:: Dataset

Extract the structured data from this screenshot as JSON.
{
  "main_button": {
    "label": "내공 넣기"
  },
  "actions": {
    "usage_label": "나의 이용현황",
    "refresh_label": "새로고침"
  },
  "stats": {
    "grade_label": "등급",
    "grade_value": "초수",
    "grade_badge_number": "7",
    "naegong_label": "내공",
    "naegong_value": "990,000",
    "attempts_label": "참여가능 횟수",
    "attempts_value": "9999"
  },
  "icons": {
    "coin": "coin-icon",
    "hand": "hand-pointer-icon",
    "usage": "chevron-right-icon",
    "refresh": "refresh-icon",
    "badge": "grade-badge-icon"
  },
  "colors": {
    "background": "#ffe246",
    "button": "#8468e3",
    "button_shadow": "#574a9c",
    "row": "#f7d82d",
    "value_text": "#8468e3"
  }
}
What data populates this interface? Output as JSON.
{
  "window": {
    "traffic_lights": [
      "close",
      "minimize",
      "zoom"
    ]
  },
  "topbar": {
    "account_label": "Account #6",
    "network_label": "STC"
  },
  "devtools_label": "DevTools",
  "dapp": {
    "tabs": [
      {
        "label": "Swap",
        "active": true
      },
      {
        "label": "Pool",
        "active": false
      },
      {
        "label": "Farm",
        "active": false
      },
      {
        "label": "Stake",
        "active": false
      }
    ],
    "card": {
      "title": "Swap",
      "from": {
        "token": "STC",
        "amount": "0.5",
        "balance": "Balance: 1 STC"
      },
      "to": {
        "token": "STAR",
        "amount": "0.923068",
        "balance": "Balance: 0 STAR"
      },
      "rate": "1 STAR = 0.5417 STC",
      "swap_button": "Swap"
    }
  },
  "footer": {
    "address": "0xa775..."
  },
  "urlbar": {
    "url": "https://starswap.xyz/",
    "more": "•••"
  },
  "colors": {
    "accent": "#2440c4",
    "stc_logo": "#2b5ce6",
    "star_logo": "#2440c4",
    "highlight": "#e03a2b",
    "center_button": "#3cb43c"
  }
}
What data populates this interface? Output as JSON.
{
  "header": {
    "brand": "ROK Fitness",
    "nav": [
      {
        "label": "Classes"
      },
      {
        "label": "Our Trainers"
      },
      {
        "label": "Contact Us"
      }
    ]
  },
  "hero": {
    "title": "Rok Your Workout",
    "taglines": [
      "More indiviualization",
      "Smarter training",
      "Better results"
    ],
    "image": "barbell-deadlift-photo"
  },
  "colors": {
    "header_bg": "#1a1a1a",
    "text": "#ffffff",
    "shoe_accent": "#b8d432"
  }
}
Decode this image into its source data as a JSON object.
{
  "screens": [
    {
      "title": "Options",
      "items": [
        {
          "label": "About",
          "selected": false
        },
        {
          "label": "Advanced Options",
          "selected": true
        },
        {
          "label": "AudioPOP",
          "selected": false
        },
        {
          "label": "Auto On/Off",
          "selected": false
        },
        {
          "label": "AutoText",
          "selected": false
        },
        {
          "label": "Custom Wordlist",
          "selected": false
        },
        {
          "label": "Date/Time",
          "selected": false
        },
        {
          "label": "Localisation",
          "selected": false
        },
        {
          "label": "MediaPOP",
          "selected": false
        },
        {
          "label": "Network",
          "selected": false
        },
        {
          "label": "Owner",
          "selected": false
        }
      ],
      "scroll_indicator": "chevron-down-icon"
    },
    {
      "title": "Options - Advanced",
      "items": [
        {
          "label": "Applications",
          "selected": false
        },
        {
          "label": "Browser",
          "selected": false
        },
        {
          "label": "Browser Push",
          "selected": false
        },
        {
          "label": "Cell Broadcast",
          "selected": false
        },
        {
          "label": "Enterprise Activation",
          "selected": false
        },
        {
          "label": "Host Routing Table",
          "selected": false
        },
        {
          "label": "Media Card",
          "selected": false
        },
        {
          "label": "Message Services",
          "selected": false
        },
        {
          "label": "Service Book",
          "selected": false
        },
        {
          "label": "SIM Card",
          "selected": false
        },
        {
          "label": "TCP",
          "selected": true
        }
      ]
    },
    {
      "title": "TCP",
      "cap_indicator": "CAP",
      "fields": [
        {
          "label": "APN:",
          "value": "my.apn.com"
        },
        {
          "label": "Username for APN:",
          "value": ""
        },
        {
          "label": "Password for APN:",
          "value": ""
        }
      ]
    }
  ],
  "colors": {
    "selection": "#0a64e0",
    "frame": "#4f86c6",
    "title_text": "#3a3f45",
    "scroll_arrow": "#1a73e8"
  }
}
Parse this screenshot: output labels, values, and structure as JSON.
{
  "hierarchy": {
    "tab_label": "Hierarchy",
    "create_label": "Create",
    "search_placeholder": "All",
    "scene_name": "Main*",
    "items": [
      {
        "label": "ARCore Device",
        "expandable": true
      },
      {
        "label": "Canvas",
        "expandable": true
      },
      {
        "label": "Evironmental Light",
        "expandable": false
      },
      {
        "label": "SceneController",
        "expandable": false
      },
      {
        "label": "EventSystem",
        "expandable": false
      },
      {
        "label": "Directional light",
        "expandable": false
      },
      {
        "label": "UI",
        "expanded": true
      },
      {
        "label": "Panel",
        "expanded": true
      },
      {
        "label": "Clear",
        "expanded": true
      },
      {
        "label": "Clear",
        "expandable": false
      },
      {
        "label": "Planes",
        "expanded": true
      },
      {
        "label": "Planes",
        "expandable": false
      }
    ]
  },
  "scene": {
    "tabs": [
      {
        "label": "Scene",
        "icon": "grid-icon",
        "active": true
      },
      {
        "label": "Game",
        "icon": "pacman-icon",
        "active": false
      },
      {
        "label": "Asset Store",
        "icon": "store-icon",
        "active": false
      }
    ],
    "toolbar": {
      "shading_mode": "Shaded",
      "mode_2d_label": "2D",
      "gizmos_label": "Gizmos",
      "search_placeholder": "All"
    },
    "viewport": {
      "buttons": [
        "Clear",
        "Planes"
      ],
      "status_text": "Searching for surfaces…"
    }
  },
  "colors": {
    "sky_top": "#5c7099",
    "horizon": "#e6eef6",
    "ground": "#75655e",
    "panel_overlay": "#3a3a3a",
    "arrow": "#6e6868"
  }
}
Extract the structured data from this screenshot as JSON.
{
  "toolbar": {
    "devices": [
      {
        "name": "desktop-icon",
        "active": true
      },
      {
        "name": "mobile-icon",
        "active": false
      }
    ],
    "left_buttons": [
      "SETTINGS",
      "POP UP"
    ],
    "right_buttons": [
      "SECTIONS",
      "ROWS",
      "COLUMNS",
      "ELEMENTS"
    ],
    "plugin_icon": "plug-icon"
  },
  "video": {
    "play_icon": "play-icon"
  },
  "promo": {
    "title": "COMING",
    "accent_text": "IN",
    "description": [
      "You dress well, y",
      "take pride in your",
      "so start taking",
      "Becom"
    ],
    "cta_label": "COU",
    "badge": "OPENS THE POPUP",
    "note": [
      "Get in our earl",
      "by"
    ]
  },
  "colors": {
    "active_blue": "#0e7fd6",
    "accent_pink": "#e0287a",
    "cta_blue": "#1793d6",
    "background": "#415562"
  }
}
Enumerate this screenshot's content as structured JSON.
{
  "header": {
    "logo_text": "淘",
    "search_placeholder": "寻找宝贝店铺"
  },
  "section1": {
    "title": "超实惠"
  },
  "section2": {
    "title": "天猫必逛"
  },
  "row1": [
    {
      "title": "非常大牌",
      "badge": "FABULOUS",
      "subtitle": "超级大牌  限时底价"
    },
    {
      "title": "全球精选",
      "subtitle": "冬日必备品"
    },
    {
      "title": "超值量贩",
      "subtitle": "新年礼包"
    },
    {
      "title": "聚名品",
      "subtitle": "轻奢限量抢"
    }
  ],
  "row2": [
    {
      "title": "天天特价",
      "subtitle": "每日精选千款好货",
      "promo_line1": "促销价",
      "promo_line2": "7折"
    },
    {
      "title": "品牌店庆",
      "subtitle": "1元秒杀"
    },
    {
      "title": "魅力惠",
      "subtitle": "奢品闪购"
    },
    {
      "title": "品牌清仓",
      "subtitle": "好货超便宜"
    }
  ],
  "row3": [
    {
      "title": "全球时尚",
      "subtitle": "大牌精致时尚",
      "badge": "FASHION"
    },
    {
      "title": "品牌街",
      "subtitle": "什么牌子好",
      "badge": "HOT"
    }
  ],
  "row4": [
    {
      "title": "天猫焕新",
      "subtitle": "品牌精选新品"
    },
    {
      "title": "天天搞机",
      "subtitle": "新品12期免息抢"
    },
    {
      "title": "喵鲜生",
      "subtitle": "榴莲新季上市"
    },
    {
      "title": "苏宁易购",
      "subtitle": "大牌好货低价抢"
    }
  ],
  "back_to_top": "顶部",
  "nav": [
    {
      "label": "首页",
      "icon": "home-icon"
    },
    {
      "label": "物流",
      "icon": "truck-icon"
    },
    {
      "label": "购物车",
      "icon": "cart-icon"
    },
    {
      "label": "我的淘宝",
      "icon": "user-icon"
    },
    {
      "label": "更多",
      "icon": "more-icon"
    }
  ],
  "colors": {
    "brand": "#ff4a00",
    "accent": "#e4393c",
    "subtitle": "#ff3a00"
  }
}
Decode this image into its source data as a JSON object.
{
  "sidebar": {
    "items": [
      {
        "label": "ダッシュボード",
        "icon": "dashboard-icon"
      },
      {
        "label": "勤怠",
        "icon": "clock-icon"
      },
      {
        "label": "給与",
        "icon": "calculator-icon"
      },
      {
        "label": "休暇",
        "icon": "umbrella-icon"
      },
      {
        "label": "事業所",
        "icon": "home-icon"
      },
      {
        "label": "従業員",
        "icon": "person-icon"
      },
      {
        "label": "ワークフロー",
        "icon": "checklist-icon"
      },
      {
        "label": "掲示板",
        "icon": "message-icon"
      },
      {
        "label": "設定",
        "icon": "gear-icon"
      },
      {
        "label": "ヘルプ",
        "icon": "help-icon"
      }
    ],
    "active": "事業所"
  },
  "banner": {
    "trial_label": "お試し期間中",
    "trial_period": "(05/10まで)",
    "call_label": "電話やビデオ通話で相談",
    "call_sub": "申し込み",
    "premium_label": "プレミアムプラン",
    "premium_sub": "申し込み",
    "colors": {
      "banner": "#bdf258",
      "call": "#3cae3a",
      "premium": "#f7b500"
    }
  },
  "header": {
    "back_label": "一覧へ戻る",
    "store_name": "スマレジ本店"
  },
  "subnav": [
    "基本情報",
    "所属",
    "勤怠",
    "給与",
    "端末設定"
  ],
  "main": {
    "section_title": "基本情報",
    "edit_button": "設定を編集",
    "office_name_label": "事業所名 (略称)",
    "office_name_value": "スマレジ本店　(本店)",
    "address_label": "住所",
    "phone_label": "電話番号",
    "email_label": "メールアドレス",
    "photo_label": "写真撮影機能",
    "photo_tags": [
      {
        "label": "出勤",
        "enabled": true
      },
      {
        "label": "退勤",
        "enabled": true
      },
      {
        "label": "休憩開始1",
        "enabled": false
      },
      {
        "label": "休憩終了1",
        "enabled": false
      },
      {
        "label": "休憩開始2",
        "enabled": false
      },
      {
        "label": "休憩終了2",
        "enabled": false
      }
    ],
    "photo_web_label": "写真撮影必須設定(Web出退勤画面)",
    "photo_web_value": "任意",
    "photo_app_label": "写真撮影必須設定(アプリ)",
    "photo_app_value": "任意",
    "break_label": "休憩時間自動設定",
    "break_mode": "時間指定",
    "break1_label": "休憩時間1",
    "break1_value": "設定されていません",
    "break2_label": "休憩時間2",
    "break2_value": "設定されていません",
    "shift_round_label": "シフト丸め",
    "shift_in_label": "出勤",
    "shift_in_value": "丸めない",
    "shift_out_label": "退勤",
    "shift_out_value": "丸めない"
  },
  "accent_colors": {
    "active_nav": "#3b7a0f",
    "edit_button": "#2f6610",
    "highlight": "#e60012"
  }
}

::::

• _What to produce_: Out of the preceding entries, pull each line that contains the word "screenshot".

• _Written answer_:
Extract the structured data from this screenshot as JSON.
Parse this screenshot: output labels, values, and structure as JSON.
Extract the structured data from this screenshot as JSON.
Enumerate this screenshot's content as structured JSON.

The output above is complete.